Pew urges other states trying to better regulate the cash advance industry to consider Ohio’s brand brand brand new law as a model that is possible.

A Springfield Chamber of Commerce formal attended a Pew presentation about payday financing during a visit to Washington, D.C. He suggested that the Springfield group and Pew join forces when he got home.

They did, with Ruby, Drewery, as well as other Springfield residents providing regional knowledge and sharing their experiences while Pew provided information and technical expertise. Pew had currently developed safeguards for reforming lending that is payday on several years of research. Key conditions included affordable re re payments, reasonable time for you repay, and costs no greater than required to make credit available.

The group found a receptive listener in state Representative Kyle Koehler, a Republican from Springfield during a series of trips in 2016 and 2017 to Columbus. “Ohio had been the epicenter for the payday financing issue in america, and Springfield ended up being the epicenter associated with payday financing issue in Ohio,” he recalled in a present meeting. He decided to sponsor legislation that could better manage, not eradicate, Ohio’s payday lending industry.

Pew offered information, evidence off their states’ experiences, and perspective that is historical payday financing to Koehler; their Democratic co-sponsor, Representative Mike Ashford of Toledo; and legislative personnel.

Significantly more than a 12 months after koehler and ashford introduced the bill, it passed the ohio house without amendments. However the battle intensified into the Senate, and Ruby, Drewery, and others that are many to Columbus to testify at hearings.

Them all, including Koehler, brought effective tales. He told of a female whom obtained a pay day loan of $|loan that is payday of}2,700, and after paying $429 30 days for 17 months, still owed $2,700. Like many borrowers, Koehler claims, she erroneously thought she had an loan that is amortized principal would shrink repayment. “They simply didn’t realize,” he claims.

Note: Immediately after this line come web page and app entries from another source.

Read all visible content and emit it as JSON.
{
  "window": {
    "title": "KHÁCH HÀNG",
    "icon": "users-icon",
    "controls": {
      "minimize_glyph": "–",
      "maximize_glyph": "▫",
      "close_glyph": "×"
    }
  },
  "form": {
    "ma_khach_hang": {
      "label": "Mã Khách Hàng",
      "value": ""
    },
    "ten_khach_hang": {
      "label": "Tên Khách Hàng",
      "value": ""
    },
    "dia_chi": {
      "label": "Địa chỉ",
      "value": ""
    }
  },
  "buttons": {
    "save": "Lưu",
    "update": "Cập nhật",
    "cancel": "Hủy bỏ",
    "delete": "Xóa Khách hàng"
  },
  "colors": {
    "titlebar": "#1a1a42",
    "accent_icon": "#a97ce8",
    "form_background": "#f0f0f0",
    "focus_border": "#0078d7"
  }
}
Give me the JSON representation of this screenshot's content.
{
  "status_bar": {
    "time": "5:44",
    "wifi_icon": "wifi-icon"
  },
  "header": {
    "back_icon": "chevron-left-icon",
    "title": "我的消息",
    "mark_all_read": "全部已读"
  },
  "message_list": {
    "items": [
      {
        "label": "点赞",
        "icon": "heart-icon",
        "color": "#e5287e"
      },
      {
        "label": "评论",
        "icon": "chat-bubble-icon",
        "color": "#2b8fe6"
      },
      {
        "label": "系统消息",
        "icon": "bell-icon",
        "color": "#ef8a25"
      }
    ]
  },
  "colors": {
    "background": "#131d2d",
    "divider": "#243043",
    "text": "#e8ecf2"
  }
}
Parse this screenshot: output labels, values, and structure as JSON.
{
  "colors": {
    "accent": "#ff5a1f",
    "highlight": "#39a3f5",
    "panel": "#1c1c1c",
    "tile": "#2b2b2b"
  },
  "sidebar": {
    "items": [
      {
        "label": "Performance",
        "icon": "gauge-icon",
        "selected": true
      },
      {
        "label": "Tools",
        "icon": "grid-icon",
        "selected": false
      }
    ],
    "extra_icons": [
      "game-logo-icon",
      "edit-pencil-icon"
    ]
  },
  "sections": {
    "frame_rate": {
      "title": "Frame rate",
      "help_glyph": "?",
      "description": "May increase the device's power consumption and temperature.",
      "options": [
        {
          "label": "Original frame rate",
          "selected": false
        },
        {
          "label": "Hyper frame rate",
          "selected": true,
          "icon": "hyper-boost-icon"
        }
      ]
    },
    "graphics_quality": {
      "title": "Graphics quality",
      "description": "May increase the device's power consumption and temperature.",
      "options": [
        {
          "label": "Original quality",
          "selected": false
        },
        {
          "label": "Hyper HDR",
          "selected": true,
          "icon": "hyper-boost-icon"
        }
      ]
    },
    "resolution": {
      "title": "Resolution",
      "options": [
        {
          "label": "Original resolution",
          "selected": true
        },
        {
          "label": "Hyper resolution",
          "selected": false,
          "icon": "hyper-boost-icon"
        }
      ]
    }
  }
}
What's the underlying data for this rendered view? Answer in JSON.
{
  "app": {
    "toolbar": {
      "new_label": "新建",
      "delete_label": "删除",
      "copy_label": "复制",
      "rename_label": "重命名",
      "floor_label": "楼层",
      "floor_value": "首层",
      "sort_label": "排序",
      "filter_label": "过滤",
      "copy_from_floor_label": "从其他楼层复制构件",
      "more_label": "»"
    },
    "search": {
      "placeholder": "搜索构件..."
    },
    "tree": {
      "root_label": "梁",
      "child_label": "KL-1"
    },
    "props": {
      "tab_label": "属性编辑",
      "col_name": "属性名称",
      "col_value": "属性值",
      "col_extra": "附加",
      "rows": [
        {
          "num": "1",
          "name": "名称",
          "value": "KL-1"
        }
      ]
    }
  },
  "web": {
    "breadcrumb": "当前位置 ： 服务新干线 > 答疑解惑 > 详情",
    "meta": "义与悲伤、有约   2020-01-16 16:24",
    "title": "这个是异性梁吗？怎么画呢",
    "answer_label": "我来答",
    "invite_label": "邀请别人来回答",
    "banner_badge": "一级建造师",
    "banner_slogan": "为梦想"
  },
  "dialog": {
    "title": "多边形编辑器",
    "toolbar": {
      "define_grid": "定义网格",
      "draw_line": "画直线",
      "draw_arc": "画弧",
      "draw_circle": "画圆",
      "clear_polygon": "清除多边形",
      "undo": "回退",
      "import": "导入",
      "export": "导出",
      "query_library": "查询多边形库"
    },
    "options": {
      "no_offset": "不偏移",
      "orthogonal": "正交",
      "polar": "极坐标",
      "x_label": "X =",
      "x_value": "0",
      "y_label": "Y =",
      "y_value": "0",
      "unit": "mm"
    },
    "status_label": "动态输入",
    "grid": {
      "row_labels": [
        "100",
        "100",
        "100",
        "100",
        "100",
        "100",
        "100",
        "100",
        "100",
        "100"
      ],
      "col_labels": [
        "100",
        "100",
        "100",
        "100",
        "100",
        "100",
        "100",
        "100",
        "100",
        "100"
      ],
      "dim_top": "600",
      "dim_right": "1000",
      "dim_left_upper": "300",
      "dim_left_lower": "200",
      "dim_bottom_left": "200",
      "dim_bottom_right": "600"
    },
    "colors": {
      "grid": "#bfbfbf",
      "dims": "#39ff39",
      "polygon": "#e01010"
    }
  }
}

The industry fought fiercely, and some peers told Koehler risking their political job. Often times the bill appeared doomed: “Payday Lending Reform work Falters,” said a 2018 headline in The Blade of Toledo june.

But supporters kept the bill on course. “ sitting into the Senate chamber whenever it passed,” Ruby says. “A great minute.”

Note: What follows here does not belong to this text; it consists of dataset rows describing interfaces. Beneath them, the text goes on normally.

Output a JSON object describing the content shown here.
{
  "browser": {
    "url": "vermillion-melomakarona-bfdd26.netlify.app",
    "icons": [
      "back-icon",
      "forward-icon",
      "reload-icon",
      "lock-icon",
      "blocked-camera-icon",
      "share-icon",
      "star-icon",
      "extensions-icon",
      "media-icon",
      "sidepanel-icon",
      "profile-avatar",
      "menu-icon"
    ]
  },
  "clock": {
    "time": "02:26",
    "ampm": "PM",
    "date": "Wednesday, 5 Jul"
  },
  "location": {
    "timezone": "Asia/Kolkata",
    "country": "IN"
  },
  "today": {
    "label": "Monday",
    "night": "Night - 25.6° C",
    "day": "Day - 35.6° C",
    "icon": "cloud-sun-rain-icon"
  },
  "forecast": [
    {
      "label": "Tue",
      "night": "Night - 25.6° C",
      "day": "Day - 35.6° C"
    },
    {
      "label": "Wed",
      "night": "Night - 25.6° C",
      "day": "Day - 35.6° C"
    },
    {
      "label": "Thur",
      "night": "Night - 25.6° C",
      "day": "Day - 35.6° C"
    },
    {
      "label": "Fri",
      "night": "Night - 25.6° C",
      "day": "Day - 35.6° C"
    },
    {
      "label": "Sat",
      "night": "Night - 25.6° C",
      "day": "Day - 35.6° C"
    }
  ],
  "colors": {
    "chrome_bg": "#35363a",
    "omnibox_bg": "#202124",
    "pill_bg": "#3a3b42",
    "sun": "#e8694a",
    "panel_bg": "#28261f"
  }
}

State officials state the brand brand brand new law—which took complete impact in April—will save Ohio customers $75 million per year. Meanwhile, the industry’s warnings that regulations would eradicate lending that is payday Ohio have actually shown untrue. Payday lender fast money ended up being granted the very very first permit under the newest laws in belated February. Lower-cost lenders that avoided Ohio because they didn’t wish to charge brokerage charges have actually acquired licenses and started offering credit when you look at the state, now that a clear, level playing field to improve competition.

“Pew had been really instrumental in the bill’s passage,” Koehler says. “I cannot thank them payday loans Missouri sufficient for assisting us backup, with data, everything we knew was taking place.”

It features strong defenses against unlawful lending that is online offers state regulators authority to supervise lenders, monitor as time passes, and publish yearly reports.

Maybe above all, it balances the passions of borrowers and lenders so they can both succeed.

“Under the traditional payday financing model, the lender’s success is dependent upon their capability to gather funds from the borrower’s checking account rather than the borrower’s ability to settle the mortgage. Ohio fixed that, so payments are affordable when it comes to client as well as the loan’s terms may also be lucrative for the lender,” states Bourke.

The law that is new borrowers at the very least 3 months unless month-to-month payments are restricted to 6 % for the borrower’s gross month-to-month earnings, providing lenders freedom and borrowers affordability. To guard against long-lasting indebtedness, total interest and costs are capped at 60 % associated with the loan principal. To offer borrowers a definite path away from financial obligation, what the law states sets equal payments that reliably lessen the principal. Lenders may charge as much as 28 % yearly interest and a maximum month-to-month cost of 10 % of this initial loan quantity, capped at $30—meaning $400, three-month loan won’t are priced at a lot more than $109. Prior to the law’s passage, the exact same loan might have cost a debtor significantly more than three times that amount.

“Our idea had been to never abolish lenders,” Drewery claims. “We do require the benefits of having places like if they’re reasonable, in contrast to a number of lions operating after only a little child gazelle. that—if they truly are under control,”